MINNEAPOLIS -- Chris Parmelee couldn't help but smile when asked about his bright pink cleats.
He called them "flashy," but he said he was excited to don the specially made Under Armour cleats on Mother's Day on Sunday to honor his mom, Robyn, and his wife, Amanda, who gave birth to their first child, a boy named Jack, on Aug. 20.
"It's a huge thing," Parmelee said. "I'm glad Under Armour was able to send them out. They're definitely flashy to wear for one day. But it's for a great cause to raise money for breast cancer awareness and to show all the mothers out there we appreciate what they do. So it's a fun thing and a fun day."
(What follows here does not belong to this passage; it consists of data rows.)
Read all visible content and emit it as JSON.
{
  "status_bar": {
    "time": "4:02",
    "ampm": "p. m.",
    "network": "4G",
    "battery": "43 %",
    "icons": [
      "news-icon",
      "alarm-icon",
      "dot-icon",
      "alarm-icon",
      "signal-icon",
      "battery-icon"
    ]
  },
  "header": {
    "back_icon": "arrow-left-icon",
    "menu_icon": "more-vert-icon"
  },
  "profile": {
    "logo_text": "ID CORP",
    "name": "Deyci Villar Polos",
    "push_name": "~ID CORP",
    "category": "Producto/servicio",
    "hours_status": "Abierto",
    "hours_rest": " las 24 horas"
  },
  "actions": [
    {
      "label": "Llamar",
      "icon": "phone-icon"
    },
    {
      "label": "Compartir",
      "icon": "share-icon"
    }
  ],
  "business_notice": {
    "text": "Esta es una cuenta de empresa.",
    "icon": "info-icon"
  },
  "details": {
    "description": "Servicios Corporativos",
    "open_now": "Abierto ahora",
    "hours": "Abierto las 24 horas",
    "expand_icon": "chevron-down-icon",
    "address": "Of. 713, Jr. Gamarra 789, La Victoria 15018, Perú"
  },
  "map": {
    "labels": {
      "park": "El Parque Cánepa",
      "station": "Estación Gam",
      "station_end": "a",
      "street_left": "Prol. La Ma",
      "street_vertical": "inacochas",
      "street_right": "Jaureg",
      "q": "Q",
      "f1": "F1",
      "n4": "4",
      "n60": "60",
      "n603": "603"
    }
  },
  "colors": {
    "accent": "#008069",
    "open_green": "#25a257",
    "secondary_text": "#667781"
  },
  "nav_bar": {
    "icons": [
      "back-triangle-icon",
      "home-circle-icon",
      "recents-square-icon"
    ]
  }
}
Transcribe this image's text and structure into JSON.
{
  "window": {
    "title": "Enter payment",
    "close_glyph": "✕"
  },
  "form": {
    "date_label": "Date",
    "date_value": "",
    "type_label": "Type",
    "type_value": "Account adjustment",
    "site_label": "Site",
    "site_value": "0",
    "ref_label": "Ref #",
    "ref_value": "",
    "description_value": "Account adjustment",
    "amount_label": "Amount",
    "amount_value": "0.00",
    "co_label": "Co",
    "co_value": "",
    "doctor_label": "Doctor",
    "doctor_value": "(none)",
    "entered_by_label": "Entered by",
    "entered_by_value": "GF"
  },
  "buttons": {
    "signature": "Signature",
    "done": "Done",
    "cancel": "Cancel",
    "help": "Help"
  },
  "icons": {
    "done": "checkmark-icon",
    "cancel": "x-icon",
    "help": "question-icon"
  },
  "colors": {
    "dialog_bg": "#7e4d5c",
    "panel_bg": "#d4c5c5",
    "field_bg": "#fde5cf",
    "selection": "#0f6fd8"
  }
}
Parmelee wasn't the only Twins player to wear the pink cleats, as Brian Dozier and Trevor Plouffe also wore them on Sunday.
Dozier, along with Wilkin Ramirez, also was one of two Twins players to use pink bats made by Louisville slugger. Plouffe, whose mom, Diane, is a breast cancer survivor, also used a black bat made by MaxBats that had a pink logo, as only Louisville Slugger can have a logo on a fully pink bat.
"I called her today and wished her a happy Mother's Day," Plouffe said. "It's important to me because she battled breast cancer, but our family is fortunate enough she beat it. So it's a great to raise awareness and raise some money."
Dozier and Ramirez were two of hundreds of MLB players who used pink bats made by Louisville Slugger, the Official Bat of Major League Baseball, stamped with the MLB breast cancer awareness logo.
To further demonstrate their support for the breast cancer cause, players and on-field personnel also wore the symbolic pink ribbon on their uniforms along with pink wrist bands and batting gloves.
Those pink bats used in games and signed by teams are also authenticated by MLB, and then presented exclusively at the MLB.com Auction site at a later date to raise additional funds for the Susan G. Komen Breast Cancer Foundation.
Rhett Bollinger is a reporter for MLB.com. Read his blog, Bollinger Beat, and follow him on Twitter @RhettBollinger. This story was not subject to the approval of Major League Baseball or its clubs.